Denmark Has Figured Out One Way To Foil Corporate Greed

Even if the country isn't the socialist utopia of Bernie Sanders' dreams.
Danish companies have a different way of charting their course.
Danish companies have a different way of charting their course.
scanrail via Getty Images

NEW YORK -- Denmark is not the socialist utopia celebrated by Sen. Bernie Sanders during the first Democratic presidential debate in October. Just ask Prime Minister Lars Løkke Rasmussen, who responded two weeks later to say his country is "far from a socialist planned economy. Denmark is a market economy."

But at least when it comes to the ownership of its biggest companies, Denmark has an unusual way of doing business.

Many of the country's corporate titans are controlled by nonprofit foundations and charities, which either own majority stakes or dominate shareholder voting through more powerful classes of shares. Their backing makes it much easier for management to stave off pressure from other shareholders to pursue quick financial gains -- at the expense, perhaps, of employees' well-being, the environment or even the company's own long-term competitiveness.

"The fact is that many Danish companies have an ownership structure that allows us not to be forced by the short-termism of the markets, per se, and to think long term," Novozymes CEO Peder Holk Nielsen said in an interview at The Huffington Post's Manhattan headquarters on Tuesday. "I think that is a great grooming ground for sustainability."

Novozymes -- a Copenhagen-based biotech firm that last month released a new probiotic microbe product that may help poultry farmers wean their birds off potentially dangerous antibiotic regimens -- is controlled by a charitable foundation.

Similarly, about 51 percent of brewing giant Carlsberg is owned by an eponymous foundation that uses its profits to fund scientific research. Maersk, the Danish shipping goliath, is controlled by the A.P. Møller and Chastine Mc-Kinney Moller Foundation, which holds more than 50 percent of voting rights at the company. The Lundbeck Foundation, which owns 70 percent of its namesake pharmaceutical company, shells out about $74.4 million in grants each year to fund medical research and education programs.
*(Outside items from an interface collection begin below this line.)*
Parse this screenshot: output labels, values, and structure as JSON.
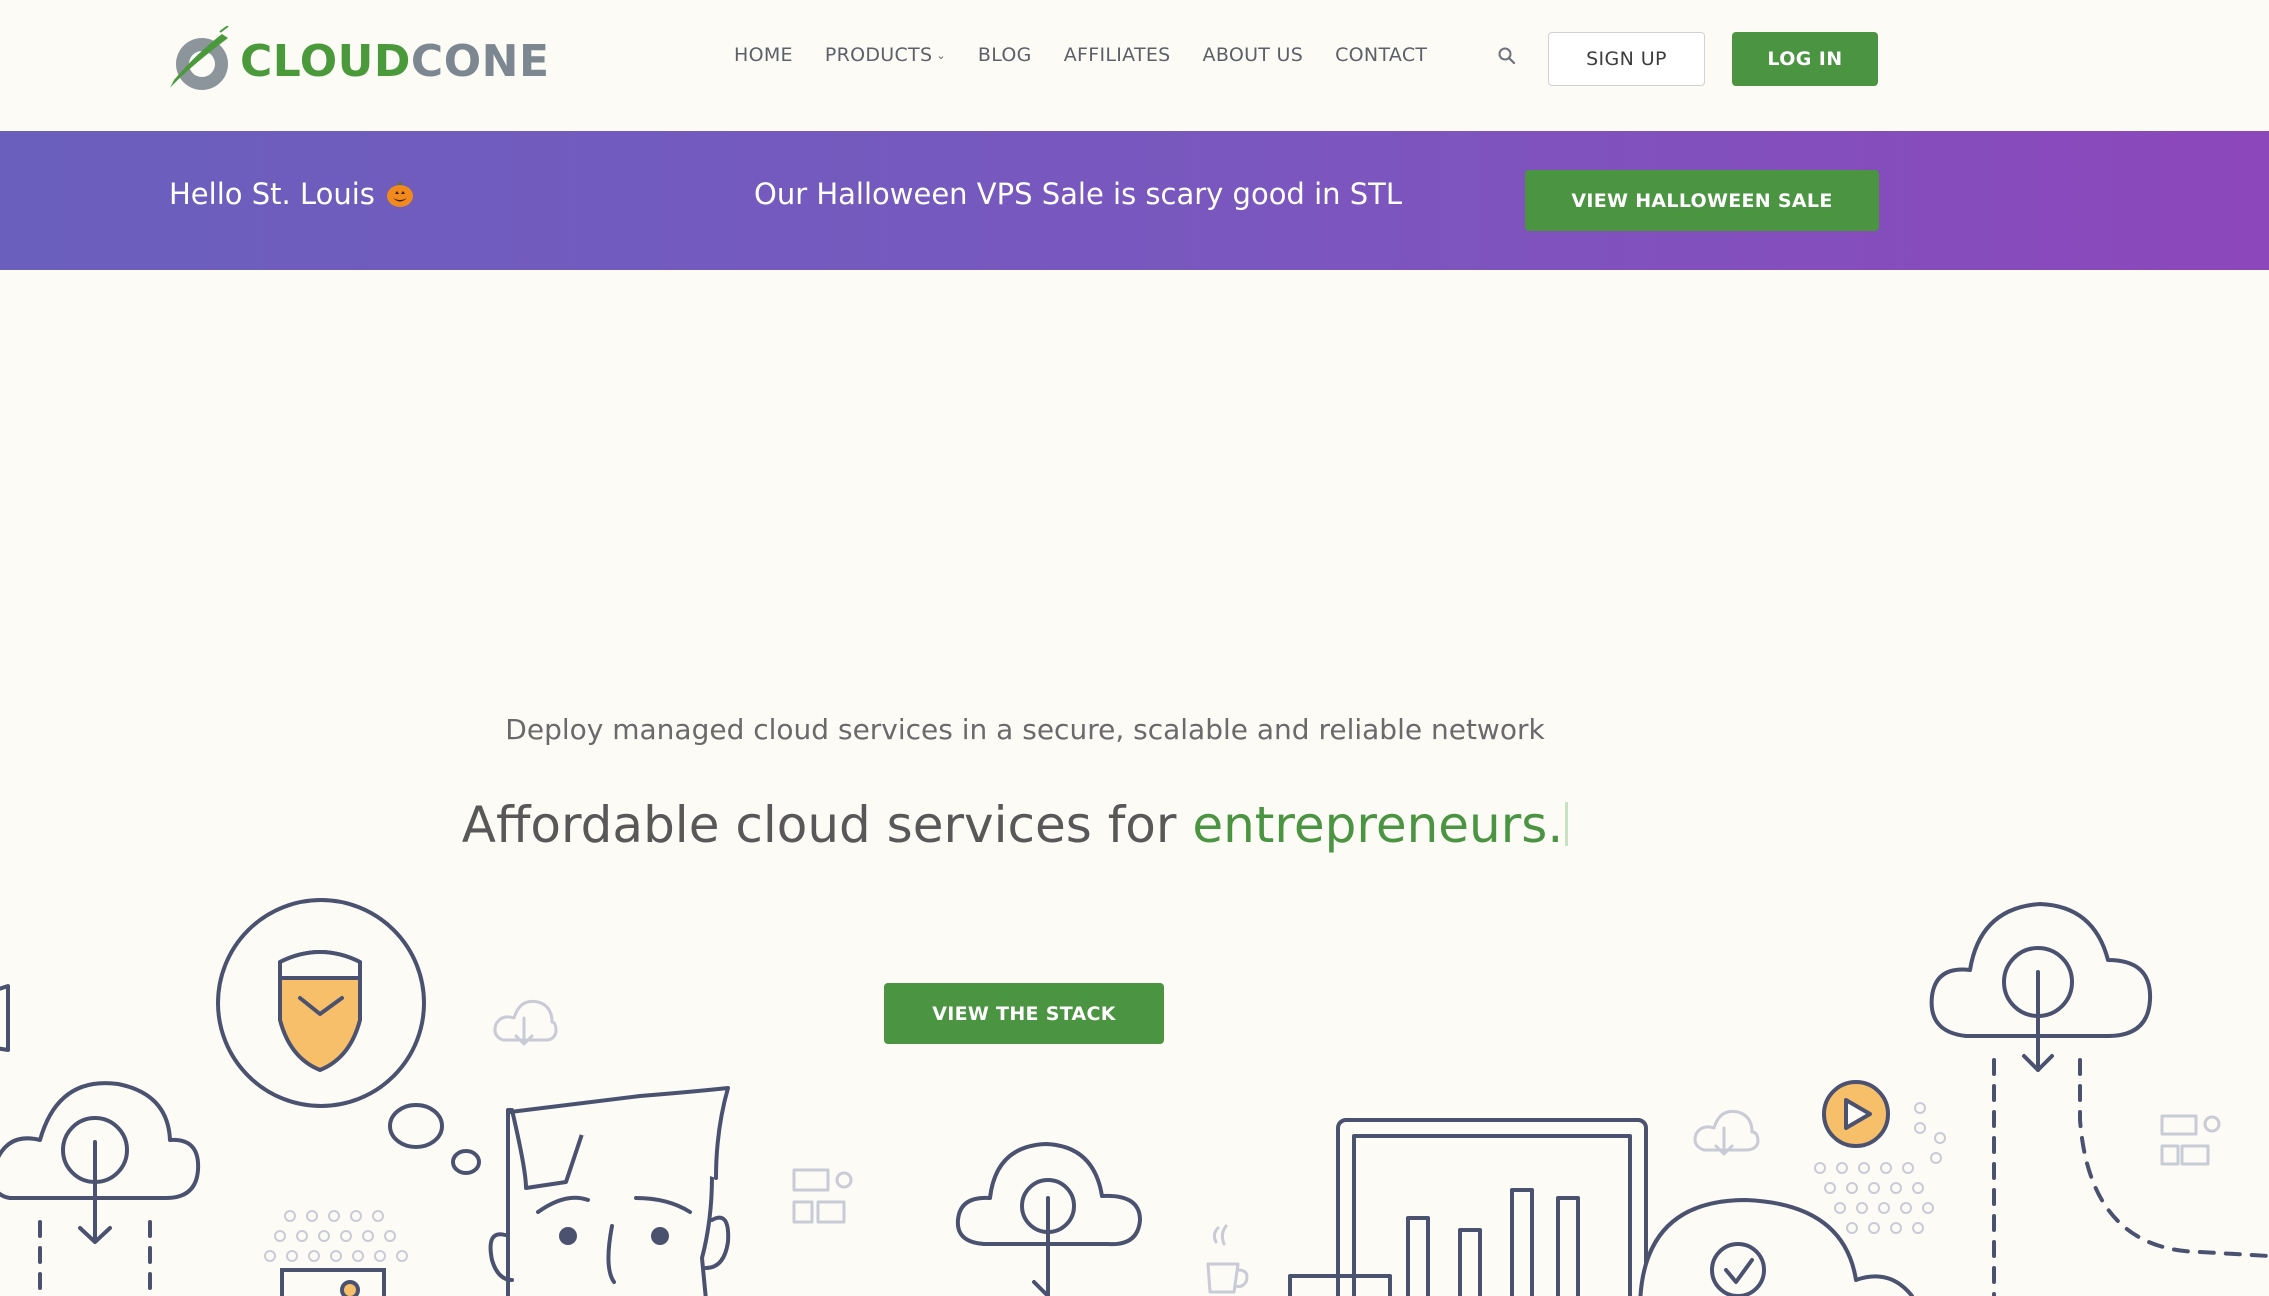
{
  "header": {
    "logo": {
      "part1": "CLOUD",
      "part2": "CONE"
    },
    "nav": [
      {
        "label": "HOME"
      },
      {
        "label": "PRODUCTS",
        "has_dropdown": true
      },
      {
        "label": "BLOG"
      },
      {
        "label": "AFFILIATES"
      },
      {
        "label": "ABOUT US"
      },
      {
        "label": "CONTACT"
      }
    ],
    "search_icon": "search-icon",
    "signup_label": "SIGN UP",
    "login_label": "LOG IN"
  },
  "banner": {
    "greeting": "Hello St. Louis",
    "greeting_icon": "pumpkin-icon",
    "message": "Our Halloween VPS Sale is scary good in STL",
    "button_label": "VIEW HALLOWEEN SALE"
  },
  "hero": {
    "subtitle": "Deploy managed cloud services in a secure, scalable and reliable network",
    "title_prefix": "Affordable cloud services for ",
    "title_accent": "entrepreneurs.",
    "button_label": "VIEW THE STACK"
  },
  "colors": {
    "brand_green": "#4a9442",
    "banner_start": "#6a5fbd",
    "banner_end": "#8c47bb",
    "background": "#fcfbf6",
    "line_art": "#4a5270",
    "accent_orange": "#f8bf6a"
  }
}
Businesses around the world rely on profit as a chief metric of success, and stock markets -- where companies go to sell shares and raise money -- encourage this focus. But recently, several noted business leaders have called for an end to the obsession with quarterly earnings, which can divert companies from investing in things that take more than a few months to pay off, such as renewable energy.

"Guys like myself are shielded from the sheer short-term focus of the stock market," Nielsen said. "Yet we have 75 percent of our ownership in free-float, so we're actually exposed to the stock market."

The charitable foundation controls 69 percent of Novozymes' shareholder votes, but actually owns only 25 percent of its stock. That hybrid model insulates the company from pressure to deliver quick and easy profits, while keeping it grounded in the reality of the market. It also protects the company from proxy fights or hostile takeovers by a competitor.

"You're not going to be knocked over by a bad quarter," Nielsen said. "But you also take a bad quarter seriously because the stock market will tell you it's not right."

Looking beyond quarterly earnings doesn't seem to hurt shareholders. Foundation-owned companies on the Copenhagen Stock Exchange were at least as good at delivering risk-adjusted stock returns as their competitors with traditional ownership structures, according to a study published in the European Journal of Law and Economics in 2004.

To be sure, the foundation-ownership model is not a particularly democratic one. It places control over a public company in the hands of a small board of directors at the nonprofit, rather than with the larger group of investors who own stock in the firm.

In many cases, foundation ownership was the wish of company founders who wanted to preserve the businesses they built for posterity, according to Steen Thomsen, a professor at Copenhagen Business School's Center for Corporate Governance who co-authored the 2004 study.

"The typical story is of a founder who regards the company as his contribution to world peace, has not done anything else in his life and can't bear to part with it or see it torn apart by siblings who can't agree," Thomsen told the Financial Times in 2011.

Moreover, a business model that suits a nation smaller than Maryland, with just 5.6 million people, might not work as well in a much larger country.

"It has a weird effect on politics in such a small country -- the CEOs' families do have an outsized influence on politics," said Guan Yang, an expert in Danish finance who grew up in Copenhagen and teaches at New York University. "A lot more than, if you take an American example like the Koch brothers, they're pretty small compared to the size of the U.S. economy."

Foundation ownership of businesses is rare in the United States. Before 1969, it was more common, according to a follow-up study led by Thomsen in 2013. But the Tax Reform Act of 1969 virtually eliminated such ownership by restricting how much of a for-profit business a private foundation can own, according to the Foundation Center. The legal change came of longstanding fears over the power of private foundations set up by industrialists like John D. Rockefeller or Andrew Carnegie to preserve dynastic wealth.

But as the gap between those born rich and born poor in the U.S. continues to widen, reining in the wealthy may be a moot point.